Watercolor… Several simple light structures were erected by the Spanish in Florida, near the mouth of Matanzas River, emptying into the Atlantic Ocean… following their arrival and colonization of the Florida Peninsula, in the years between 1565… until the Florida Territory’s acquisition by the United States in 1821. Then, in 1824, the Congress of the United States authorized the modification of an existing Spanish masonry tower on Anastasia Island, into a lighthouse. That structure fell down in 1880, although it had been in danger of collapse from erosion for over a decade and a new tower had already been built and put into service nearby. Paul J. Pelz designed the current, 165-foot, light tower and construction had commenced in 1872. Its first-order Fresnel lens was lit in 1874. The large and elaborate, duplex keeper’s house was completed in 1875 with two semi-attached brick kitchens added in 1888. The keeper’s house was deactivated in the 1960s and after years of neglect has been restored. An adjacent new building is open as a museum and learning center.

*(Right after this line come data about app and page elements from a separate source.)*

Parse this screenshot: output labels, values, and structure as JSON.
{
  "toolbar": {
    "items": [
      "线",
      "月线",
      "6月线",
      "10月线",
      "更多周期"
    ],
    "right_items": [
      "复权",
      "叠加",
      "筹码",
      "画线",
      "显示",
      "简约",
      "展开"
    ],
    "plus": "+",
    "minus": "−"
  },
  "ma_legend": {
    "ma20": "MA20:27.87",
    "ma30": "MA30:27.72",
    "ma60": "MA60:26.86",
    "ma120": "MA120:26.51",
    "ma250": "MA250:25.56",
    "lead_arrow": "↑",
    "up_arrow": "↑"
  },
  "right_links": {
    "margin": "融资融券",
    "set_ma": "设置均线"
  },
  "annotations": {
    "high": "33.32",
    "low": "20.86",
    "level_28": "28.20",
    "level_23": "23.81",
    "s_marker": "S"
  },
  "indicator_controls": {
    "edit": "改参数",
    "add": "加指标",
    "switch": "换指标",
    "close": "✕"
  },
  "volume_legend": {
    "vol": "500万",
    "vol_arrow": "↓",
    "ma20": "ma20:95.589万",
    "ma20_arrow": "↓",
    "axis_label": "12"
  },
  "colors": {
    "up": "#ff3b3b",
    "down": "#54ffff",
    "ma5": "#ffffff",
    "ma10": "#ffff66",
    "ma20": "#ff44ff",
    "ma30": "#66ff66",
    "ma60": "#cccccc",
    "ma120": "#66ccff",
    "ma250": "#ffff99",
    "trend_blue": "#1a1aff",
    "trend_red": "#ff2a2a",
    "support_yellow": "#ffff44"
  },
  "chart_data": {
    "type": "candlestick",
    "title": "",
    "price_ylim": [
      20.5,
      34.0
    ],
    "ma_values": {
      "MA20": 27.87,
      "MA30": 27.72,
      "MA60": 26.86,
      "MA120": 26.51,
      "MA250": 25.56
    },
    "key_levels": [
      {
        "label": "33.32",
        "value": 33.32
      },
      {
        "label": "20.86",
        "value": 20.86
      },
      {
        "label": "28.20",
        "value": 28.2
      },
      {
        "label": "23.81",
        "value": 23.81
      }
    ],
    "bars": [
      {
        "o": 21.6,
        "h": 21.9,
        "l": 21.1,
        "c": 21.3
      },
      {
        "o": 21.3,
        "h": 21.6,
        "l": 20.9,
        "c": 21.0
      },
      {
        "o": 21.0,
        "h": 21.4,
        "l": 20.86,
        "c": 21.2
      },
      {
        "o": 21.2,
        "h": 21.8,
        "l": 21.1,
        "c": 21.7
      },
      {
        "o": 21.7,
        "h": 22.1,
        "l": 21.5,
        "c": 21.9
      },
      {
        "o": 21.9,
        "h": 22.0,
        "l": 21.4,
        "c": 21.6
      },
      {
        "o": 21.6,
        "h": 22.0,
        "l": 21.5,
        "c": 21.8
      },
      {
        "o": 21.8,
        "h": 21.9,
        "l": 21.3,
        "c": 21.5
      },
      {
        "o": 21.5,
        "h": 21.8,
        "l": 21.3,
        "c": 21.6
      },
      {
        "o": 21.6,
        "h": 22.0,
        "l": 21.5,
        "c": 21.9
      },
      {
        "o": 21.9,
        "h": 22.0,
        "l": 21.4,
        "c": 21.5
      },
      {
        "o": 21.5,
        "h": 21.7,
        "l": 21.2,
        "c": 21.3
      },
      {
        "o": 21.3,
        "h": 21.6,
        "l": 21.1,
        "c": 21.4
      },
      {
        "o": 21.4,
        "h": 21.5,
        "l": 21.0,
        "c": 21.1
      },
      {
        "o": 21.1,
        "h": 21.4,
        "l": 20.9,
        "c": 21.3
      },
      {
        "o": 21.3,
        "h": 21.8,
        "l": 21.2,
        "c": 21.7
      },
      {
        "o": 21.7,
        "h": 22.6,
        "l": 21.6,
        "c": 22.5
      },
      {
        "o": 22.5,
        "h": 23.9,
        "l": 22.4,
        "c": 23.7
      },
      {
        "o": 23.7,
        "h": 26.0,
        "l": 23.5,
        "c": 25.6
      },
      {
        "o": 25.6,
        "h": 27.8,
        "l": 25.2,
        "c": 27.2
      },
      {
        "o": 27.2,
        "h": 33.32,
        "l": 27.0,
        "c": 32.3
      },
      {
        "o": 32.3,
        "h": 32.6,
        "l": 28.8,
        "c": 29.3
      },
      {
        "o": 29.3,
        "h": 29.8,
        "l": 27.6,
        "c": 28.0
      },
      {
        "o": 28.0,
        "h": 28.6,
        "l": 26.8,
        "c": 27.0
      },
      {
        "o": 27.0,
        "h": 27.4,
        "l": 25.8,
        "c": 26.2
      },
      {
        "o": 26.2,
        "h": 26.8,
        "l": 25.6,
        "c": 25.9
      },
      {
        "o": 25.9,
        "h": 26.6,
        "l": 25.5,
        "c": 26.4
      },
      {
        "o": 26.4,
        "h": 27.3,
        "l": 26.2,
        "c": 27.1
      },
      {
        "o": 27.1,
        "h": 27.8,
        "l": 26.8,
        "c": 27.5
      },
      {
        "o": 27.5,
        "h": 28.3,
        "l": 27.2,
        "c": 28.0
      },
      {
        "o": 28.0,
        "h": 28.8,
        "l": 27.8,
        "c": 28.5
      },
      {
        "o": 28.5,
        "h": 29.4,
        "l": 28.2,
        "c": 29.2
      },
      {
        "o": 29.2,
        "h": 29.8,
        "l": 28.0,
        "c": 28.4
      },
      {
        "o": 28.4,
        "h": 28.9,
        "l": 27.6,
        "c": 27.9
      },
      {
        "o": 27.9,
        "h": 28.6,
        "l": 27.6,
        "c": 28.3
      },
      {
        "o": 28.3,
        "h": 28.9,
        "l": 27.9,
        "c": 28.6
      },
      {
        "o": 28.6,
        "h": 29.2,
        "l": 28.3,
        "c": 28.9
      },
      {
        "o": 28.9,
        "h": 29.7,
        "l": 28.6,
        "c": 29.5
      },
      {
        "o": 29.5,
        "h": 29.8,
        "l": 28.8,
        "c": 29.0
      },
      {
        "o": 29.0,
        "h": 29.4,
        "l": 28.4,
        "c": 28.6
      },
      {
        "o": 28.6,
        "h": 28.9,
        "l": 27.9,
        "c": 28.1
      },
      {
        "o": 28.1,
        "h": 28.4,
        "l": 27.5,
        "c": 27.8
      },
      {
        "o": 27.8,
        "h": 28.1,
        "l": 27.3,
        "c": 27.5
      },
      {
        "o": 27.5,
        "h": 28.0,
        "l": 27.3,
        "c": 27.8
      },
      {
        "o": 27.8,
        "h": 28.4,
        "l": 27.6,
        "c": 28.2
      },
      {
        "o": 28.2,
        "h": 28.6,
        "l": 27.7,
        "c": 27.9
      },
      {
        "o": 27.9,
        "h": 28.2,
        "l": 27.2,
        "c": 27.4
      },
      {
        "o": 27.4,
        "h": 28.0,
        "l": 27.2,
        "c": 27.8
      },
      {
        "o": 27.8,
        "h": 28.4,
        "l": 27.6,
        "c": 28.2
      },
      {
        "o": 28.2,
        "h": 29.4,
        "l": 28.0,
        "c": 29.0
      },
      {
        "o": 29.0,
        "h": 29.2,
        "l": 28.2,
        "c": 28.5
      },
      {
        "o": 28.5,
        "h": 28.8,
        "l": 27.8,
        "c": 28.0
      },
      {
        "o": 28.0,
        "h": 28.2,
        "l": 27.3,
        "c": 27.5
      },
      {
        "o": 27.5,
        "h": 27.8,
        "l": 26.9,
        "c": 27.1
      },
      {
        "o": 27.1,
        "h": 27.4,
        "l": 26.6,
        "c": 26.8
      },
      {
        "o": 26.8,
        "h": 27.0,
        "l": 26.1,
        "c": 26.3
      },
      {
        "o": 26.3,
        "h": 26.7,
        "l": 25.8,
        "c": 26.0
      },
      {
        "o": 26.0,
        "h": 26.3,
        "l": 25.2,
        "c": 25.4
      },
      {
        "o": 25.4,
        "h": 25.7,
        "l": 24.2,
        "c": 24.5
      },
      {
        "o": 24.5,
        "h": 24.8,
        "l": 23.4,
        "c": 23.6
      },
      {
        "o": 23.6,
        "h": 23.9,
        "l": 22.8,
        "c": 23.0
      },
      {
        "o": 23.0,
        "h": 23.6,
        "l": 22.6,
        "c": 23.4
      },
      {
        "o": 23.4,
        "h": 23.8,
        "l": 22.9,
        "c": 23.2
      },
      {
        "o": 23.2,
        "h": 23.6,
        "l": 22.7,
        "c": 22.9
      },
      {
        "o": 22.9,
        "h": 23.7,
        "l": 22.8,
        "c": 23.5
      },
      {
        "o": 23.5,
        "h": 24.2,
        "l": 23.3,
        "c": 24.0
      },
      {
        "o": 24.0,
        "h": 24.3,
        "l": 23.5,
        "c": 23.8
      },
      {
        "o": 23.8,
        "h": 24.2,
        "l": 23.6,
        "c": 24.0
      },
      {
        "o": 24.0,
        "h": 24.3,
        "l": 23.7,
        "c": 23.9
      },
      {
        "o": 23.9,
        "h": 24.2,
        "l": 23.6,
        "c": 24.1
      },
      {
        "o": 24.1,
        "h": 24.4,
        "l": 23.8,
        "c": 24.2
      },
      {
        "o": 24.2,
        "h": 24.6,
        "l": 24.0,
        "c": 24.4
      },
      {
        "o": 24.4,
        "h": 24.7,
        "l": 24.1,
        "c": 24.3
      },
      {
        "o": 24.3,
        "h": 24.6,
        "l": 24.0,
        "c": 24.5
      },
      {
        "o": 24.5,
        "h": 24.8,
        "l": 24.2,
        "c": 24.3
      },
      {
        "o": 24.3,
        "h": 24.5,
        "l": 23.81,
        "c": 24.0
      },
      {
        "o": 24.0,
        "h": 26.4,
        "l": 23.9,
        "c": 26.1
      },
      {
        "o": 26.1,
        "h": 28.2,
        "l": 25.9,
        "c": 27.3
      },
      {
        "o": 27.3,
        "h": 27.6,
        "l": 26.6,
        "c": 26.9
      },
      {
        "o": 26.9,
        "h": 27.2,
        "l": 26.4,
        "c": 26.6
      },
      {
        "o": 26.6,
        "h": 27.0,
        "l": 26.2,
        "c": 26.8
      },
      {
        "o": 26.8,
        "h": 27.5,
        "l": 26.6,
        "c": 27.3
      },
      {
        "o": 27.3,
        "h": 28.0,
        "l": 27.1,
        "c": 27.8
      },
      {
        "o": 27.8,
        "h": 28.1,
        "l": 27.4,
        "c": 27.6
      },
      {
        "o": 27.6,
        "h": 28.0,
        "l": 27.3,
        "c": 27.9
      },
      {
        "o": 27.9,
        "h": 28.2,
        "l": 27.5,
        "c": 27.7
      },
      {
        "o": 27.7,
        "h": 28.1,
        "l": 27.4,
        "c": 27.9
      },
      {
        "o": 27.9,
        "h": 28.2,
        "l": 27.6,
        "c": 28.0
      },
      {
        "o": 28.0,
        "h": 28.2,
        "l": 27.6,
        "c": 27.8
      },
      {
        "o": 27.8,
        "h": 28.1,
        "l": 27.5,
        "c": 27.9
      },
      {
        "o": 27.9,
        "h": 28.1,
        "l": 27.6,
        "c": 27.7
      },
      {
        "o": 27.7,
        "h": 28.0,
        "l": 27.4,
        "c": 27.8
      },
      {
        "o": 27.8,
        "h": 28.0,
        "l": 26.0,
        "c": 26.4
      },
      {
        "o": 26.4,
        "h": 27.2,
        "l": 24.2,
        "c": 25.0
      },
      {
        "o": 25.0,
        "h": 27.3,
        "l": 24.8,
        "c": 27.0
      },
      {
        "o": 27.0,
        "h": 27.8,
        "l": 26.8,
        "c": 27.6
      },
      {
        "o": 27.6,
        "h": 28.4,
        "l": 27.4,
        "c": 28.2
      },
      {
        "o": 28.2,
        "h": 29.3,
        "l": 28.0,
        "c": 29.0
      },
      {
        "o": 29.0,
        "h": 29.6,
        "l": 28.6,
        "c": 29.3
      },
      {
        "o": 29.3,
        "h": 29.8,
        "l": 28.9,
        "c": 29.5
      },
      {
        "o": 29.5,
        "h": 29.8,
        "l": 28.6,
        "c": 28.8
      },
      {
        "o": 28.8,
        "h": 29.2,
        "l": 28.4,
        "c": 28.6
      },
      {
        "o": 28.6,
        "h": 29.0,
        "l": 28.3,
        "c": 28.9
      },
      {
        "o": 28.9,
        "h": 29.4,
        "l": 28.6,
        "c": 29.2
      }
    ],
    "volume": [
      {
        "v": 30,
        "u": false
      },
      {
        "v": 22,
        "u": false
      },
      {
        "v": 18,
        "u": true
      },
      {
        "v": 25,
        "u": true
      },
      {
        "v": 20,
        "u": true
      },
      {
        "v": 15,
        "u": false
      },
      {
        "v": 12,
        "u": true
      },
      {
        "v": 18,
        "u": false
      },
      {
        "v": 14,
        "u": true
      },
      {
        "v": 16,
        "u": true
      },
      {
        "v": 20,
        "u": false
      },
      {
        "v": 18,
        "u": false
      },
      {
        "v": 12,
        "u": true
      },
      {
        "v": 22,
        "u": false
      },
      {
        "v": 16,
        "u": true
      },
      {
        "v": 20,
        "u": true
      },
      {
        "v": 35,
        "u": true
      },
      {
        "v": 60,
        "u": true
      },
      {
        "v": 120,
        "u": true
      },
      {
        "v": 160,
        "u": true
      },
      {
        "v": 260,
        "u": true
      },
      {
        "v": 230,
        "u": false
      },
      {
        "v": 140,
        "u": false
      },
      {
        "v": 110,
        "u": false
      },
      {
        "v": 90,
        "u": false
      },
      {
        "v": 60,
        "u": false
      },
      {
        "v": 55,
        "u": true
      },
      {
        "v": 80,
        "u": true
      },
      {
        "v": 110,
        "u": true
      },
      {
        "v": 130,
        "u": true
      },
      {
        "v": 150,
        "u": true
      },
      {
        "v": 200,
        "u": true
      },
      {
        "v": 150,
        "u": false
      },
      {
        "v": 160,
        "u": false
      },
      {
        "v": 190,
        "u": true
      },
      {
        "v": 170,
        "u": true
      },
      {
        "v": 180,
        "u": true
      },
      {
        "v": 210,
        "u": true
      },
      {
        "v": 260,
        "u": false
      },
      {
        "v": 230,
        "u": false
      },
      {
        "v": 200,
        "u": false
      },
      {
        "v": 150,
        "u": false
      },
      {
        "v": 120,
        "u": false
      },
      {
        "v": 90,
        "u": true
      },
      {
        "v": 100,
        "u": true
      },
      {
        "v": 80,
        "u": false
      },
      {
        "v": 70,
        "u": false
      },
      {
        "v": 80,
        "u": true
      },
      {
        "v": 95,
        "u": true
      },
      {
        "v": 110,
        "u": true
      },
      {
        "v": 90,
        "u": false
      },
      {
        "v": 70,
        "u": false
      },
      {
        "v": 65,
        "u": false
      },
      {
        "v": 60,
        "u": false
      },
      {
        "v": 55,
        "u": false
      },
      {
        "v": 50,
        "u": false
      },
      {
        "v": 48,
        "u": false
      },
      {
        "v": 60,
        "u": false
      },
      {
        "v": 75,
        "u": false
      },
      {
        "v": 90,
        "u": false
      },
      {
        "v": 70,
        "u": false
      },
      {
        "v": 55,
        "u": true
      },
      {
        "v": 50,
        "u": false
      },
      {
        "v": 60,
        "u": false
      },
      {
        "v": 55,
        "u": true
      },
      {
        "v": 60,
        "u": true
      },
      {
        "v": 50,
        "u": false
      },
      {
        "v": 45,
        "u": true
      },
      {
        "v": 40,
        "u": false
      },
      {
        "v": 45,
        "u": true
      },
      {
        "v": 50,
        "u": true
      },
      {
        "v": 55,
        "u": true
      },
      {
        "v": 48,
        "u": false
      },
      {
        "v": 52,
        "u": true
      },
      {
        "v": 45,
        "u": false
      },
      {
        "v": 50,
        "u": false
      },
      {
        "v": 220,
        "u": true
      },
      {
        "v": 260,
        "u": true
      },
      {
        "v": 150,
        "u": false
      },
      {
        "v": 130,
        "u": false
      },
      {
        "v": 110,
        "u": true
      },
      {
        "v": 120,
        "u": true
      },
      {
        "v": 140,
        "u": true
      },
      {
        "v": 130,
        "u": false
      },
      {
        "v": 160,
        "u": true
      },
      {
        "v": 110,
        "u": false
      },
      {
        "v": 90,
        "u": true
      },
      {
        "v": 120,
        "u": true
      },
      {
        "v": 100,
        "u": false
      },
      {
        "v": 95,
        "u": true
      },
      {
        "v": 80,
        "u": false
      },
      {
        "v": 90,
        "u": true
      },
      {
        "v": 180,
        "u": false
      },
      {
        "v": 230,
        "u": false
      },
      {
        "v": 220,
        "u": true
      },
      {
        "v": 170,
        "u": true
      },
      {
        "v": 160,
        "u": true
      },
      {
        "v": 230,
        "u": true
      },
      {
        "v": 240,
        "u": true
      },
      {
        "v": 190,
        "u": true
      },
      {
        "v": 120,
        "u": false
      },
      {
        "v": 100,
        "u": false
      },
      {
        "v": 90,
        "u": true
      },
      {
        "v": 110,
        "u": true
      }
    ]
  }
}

The present tower remains an active navigational aid with its fully restored original first-order Fresnel lens.
Size of Painting: 14" x 20" ... a giclee print is 9x12" on 11x14" paper.
A Giclee Print Is Available Of This Painting: